The Core Team ventured out this Saturday to visit a friend at New Jersey’s Lake Hopatcong (seemingly pronounced “octagon” by the locals.) We couldn’t have had a better time. This friend and her delightful parents have a perfect little home on Raccoon Island, just a short ferry ride from the mainland. On this ideal summer day, the highlight was, without a doubt, spending time in a secluded grotto constructed exactly like a wading pool. This pocket cove consisted of a hollow about eighteen inches deep with a sandy bottom surrounded by a ring of low boulders. Suffice to say, Mason was completely in his element and delirious with happiness.
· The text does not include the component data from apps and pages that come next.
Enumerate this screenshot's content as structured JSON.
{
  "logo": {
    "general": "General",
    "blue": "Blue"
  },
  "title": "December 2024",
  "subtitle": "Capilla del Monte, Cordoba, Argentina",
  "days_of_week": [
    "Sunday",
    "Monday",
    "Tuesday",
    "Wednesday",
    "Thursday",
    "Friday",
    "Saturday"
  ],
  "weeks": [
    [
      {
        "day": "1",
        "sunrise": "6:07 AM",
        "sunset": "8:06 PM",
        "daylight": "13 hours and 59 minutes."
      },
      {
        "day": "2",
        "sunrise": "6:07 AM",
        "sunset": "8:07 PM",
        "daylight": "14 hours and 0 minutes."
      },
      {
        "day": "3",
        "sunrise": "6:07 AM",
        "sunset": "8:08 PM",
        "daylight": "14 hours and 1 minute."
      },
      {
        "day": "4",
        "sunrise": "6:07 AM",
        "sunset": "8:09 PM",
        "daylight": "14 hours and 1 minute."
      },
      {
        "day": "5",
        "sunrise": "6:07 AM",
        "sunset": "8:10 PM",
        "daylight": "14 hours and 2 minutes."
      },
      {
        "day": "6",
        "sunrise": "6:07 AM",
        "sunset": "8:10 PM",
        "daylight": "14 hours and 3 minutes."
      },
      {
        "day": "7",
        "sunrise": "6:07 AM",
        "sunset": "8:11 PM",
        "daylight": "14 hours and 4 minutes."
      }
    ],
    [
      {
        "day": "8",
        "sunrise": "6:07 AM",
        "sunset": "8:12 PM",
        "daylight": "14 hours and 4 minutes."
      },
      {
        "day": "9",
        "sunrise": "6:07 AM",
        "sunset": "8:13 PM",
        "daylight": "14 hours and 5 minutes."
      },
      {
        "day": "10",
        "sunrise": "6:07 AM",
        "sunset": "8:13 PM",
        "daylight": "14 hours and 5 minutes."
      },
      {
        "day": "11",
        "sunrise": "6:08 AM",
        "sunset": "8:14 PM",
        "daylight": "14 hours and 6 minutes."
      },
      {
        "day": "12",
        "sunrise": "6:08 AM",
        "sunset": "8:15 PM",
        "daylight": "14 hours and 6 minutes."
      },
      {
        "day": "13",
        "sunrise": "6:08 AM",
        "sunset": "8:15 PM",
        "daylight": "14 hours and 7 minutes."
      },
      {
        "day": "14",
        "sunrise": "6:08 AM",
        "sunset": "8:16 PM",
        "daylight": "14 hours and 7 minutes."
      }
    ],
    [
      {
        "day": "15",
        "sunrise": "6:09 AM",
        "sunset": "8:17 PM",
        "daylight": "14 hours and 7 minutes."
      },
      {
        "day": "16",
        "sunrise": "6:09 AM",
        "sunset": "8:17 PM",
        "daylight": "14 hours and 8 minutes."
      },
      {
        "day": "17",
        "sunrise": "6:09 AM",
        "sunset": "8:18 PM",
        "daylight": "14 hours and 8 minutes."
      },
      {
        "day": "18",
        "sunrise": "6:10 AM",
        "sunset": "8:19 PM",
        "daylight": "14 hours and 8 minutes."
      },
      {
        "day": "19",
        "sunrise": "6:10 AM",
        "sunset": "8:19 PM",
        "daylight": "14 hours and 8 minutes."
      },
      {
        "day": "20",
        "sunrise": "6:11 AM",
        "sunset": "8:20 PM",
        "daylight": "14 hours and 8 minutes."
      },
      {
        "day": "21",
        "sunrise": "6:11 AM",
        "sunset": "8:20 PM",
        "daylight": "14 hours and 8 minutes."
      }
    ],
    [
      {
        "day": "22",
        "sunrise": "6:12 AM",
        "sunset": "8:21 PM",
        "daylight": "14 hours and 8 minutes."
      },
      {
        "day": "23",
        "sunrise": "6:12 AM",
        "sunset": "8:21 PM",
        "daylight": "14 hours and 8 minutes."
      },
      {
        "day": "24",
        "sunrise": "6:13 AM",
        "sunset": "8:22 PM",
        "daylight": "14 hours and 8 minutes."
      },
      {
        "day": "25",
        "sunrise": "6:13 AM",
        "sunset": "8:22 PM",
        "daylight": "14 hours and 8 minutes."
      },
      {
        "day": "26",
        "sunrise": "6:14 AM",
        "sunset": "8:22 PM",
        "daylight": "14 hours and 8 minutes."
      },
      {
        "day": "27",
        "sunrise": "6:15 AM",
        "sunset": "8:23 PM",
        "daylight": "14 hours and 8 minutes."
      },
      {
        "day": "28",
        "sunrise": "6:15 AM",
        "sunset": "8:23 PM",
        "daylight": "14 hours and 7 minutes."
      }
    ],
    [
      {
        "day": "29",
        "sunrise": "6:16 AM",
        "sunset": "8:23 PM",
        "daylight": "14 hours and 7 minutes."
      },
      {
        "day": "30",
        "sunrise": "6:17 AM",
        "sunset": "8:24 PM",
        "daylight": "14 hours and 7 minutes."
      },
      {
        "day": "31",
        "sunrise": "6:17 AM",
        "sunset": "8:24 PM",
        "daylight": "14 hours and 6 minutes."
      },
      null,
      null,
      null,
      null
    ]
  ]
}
We didn’t expect much in the way of birds at the lake nor did we encounter much. On the way in, we spied kingbirds and mallards. On the island itself, titmice, chickadees, pewees, and at least one Red-bellied Woodpecker thrived. But other than those species and the Ring-billed Gull and Turkey Vulture overhead, the area was pretty quiet. With, I should add, one notable exception.

Since our expectations of the local avifauna were pretty low, we didn’t pay much attention to the random dove or gull flying by. Once I noted a number of Barn Swallow, I stopped trying to identify passing swallows. However, during a boat tour of the lake, we spotted a couple of exceptionally dark swallows perched on a telephone line. Though we didn’t have much time to scan these birds, we picked out two diagnostic traits. The first was the bird’s uniformly dark plumage and the second its notable size. Surprise, surprise, this was a bird that had long eluded us, the mysterious Purple Martin! Next time, we’d like a more leisurely look, but for now, we’ll take this beauty as life bird #350.

Written by Mike
Mike is a leading authority in the field of standardized test preparation, but he's also a traveler who fully expects to see every bird in the world. Besides founding 10,000 Birds in 2003, Mike has also created a number of other entertaining but now extirpated nature blog resources, particularly the Nature Blog Network and I and the Bird.